[Problem]: With the string "تحویل" as the filter, copy each matching line from the records.

** Opening Given records block **

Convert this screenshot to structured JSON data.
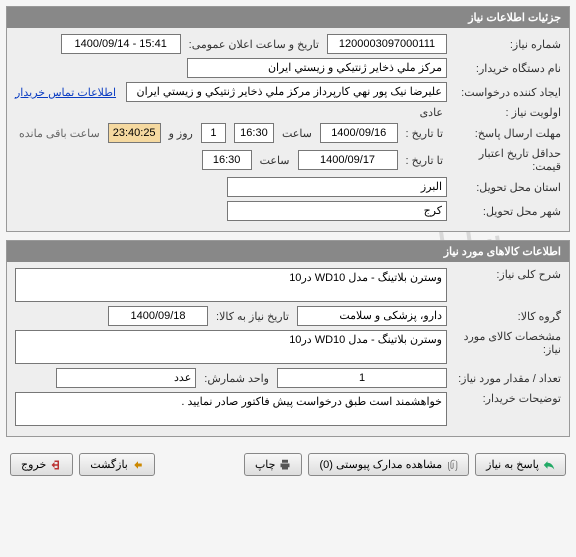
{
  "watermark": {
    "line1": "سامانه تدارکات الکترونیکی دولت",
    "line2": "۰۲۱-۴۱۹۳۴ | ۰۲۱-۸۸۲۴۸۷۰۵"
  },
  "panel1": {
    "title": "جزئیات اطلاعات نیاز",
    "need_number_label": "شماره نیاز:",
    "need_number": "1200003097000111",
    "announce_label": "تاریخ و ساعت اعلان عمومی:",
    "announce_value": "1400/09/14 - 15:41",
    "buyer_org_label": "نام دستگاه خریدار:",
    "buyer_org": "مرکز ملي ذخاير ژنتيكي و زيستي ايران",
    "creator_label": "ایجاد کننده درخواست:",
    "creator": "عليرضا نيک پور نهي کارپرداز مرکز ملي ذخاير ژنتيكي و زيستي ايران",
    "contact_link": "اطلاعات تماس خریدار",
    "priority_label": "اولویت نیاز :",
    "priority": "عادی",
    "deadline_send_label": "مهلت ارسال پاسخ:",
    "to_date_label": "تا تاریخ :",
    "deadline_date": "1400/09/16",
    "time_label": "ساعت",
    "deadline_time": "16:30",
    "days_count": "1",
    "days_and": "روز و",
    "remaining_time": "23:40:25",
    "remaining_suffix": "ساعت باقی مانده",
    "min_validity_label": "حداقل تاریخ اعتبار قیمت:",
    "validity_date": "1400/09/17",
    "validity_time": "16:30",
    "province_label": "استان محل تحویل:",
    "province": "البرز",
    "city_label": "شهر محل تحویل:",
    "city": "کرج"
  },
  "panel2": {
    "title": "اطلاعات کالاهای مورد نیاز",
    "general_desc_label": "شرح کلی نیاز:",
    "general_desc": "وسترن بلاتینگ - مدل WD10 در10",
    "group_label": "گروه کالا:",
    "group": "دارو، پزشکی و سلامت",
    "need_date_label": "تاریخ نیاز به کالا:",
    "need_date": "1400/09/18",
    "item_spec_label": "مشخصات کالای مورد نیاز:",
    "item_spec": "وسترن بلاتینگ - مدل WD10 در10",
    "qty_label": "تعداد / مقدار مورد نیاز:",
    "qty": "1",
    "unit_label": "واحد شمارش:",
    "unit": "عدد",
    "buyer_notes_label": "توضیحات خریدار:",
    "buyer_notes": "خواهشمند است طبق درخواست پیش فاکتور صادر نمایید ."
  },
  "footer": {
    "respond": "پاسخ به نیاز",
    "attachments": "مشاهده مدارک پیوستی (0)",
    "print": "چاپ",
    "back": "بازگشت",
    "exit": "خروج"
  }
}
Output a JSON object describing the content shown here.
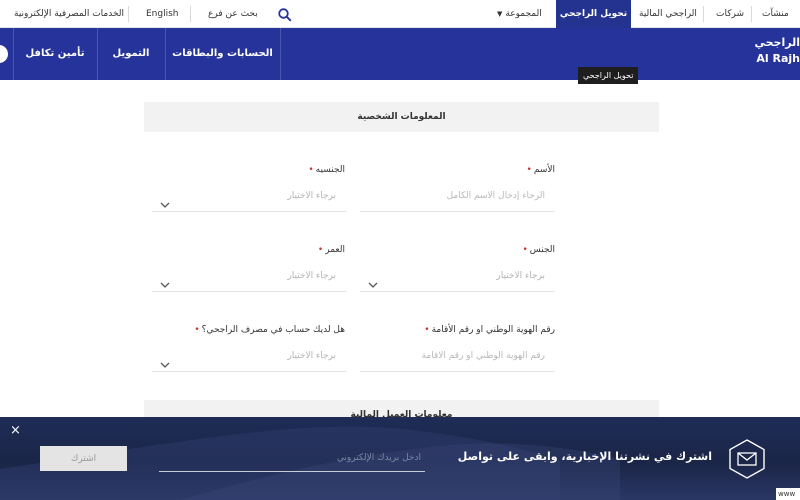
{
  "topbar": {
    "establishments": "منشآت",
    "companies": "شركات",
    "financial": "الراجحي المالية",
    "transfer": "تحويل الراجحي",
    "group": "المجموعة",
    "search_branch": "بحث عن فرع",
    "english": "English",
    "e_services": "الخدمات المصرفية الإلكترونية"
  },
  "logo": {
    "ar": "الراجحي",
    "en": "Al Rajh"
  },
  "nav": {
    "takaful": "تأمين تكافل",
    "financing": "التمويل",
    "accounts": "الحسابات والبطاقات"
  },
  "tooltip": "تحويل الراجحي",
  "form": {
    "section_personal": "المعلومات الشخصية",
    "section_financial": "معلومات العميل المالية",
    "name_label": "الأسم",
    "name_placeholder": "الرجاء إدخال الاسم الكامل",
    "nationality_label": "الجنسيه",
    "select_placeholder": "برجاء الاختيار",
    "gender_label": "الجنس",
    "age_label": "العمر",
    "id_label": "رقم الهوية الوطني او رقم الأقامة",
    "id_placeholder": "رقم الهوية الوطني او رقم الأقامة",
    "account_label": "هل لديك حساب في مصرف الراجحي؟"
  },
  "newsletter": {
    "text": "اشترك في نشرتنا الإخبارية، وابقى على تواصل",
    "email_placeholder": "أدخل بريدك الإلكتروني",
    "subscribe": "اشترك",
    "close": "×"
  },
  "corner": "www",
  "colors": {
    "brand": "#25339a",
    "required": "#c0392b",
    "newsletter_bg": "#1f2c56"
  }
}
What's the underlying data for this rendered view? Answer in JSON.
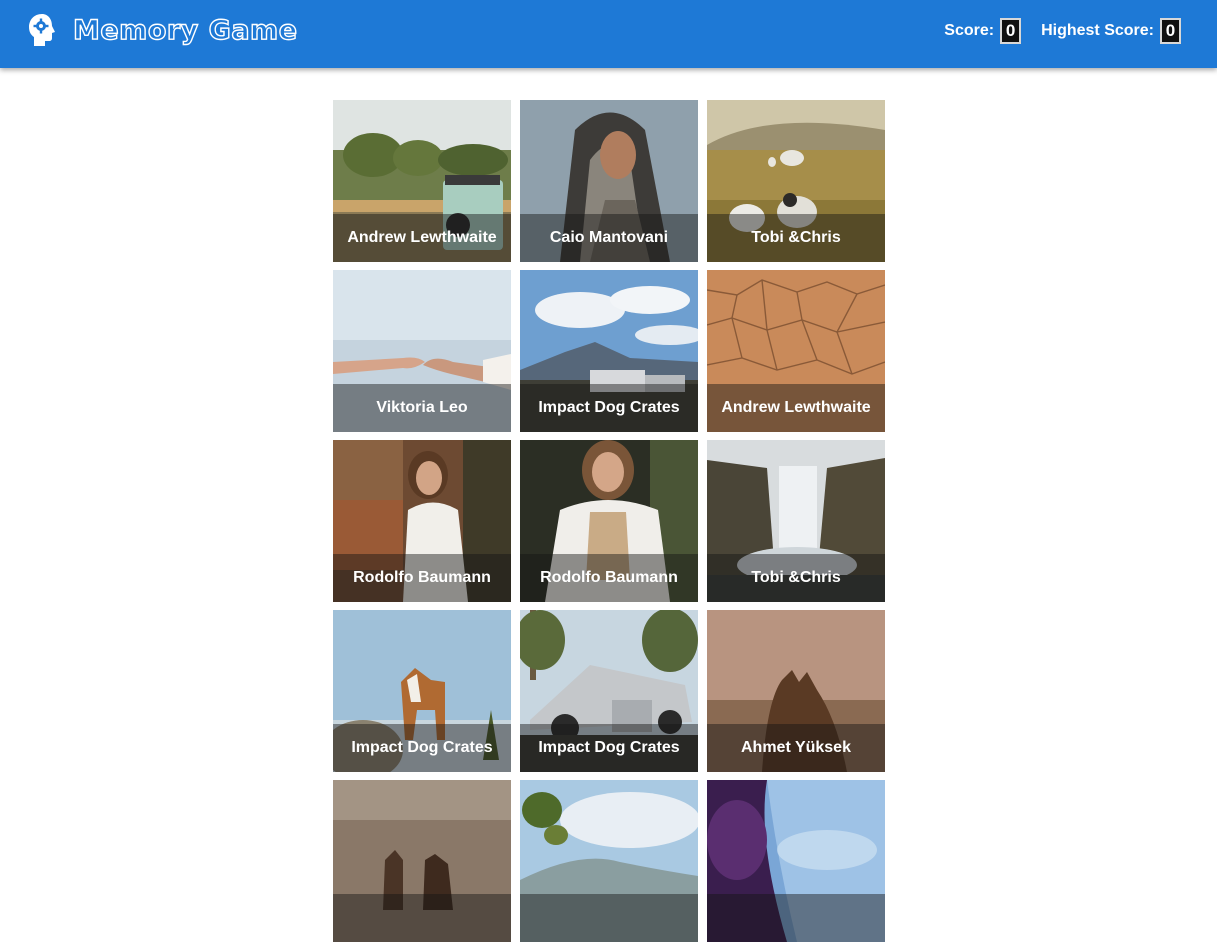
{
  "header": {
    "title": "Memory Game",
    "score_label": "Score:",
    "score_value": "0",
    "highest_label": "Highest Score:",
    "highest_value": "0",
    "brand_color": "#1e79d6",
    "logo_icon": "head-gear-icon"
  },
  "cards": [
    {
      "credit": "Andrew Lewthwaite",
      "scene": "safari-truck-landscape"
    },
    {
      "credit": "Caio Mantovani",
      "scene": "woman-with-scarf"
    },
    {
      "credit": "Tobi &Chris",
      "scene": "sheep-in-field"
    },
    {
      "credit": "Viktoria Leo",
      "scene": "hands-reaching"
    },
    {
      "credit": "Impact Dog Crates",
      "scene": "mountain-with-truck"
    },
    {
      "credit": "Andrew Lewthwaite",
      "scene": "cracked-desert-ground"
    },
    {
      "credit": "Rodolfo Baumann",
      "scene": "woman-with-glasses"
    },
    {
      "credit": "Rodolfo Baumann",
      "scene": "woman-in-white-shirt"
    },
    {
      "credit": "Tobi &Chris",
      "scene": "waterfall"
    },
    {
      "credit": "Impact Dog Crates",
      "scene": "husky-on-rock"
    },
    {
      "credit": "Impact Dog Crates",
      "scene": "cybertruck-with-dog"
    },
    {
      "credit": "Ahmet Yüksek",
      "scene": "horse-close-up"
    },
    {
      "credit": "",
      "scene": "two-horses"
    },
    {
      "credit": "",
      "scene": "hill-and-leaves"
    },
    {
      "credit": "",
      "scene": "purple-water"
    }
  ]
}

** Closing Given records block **

[Solution for this problem]:
    "province_label": "استان محل تحویل:",
    "city_label": "شهر محل تحویل:",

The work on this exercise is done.